Resolved: Economic sanctions ought not be used to achieve foreign policy objectives.The "ought" ostensibly makes this a matter of morality, which leads to the Affirmative's main question: why might economic sanctions be immoral? There are many reasons; perhaps the most common would be because they harm innocents, concomitant with the argument that they don't actually work, or, worse, are counterproductive, increasing the power of those they're meant to weaken. (Cuba and North Korea spring to mind.)
In essence, this is at least a two-layered debate, since the Negative will likely have to argue that not only are sanctions morally good, but good for something.

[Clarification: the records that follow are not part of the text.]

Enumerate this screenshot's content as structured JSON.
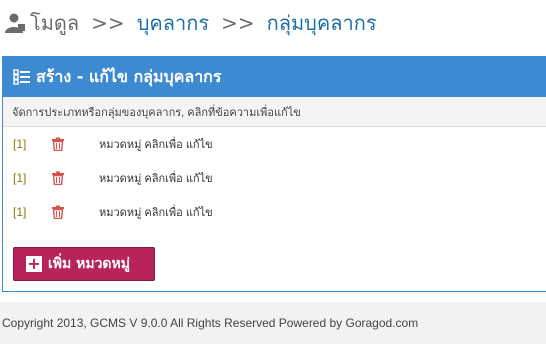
{
  "breadcrumb": {
    "items": [
      "โมดูล",
      "บุคลากร",
      "กลุ่มบุคลากร"
    ],
    "separator": ">>"
  },
  "panel": {
    "title": "สร้าง - แก้ไข กลุ่มบุคลากร",
    "description": "จัดการประเภทหรือกลุ่มของบุคลากร, คลิกที่ข้อความเพื่อแก้ไข",
    "rows": [
      {
        "id": "[1]",
        "label": "หมวดหมู่ คลิกเพื่อ แก้ไข",
        "icon": "trash-icon"
      },
      {
        "id": "[1]",
        "label": "หมวดหมู่ คลิกเพื่อ แก้ไข",
        "icon": "trash-icon"
      },
      {
        "id": "[1]",
        "label": "หมวดหมู่ คลิกเพื่อ แก้ไข",
        "icon": "trash-icon"
      }
    ],
    "add_button_label": "เพิ่ม หมวดหมู่"
  },
  "footer": {
    "text": "Copyright 2013, GCMS V 9.0.0 All Rights Reserved Powered by Goragod.com"
  },
  "colors": {
    "header_blue": "#3d8ad0",
    "link_blue": "#1f6fa8",
    "button_magenta": "#b8235c",
    "trash_red": "#d9534f",
    "id_olive": "#8a7a10"
  }
}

A deeper question concerns the role of morality in foreign policy. Idealists will value human rights (and any binding obligations to upholding them), while realists will call for prudence. Moral cosmopolitanism might come into play, as might international law and the role / effectiveness of the United Nations in enforcing sanctions.
Links and Further Analysis
As a kick-starter, an oldie but goodie from Franklin Foer, distinguishing trade from economic sanctions, determining whether they work (the upshot: hard to say), and summing up the costs.
Iraq and the "terrible price" of sanctions.
Looking at some empirical research to answer the question, Do sanctions even work?
Can the Neg justify the use of sanctions even if they largely aren't successful? And what's the cost/benefit analysis of the alternatives? A consequentialist take on the resolution.
Added 12/13: A nascent list of value/criterion pairs.
Added 12/15: Some alternatives to economic sanctions are considered.
Added 1/3: The Negative's use of "targeted sanctions" is considered.
Added 1/3: I answer a bushel of questions about the resolution.
Added 1/10: Some strategic considerations about the definition of economic sanctions.
Added 1/24: A critical view of sanctions, slanted toward the Aff.
Added 2/8: Some economic analysis, plus an alternative approach for the Aff.
As always, more--much more!--analysis and links will follow. And, of course, your questions and comments are what really make this website worthwhile.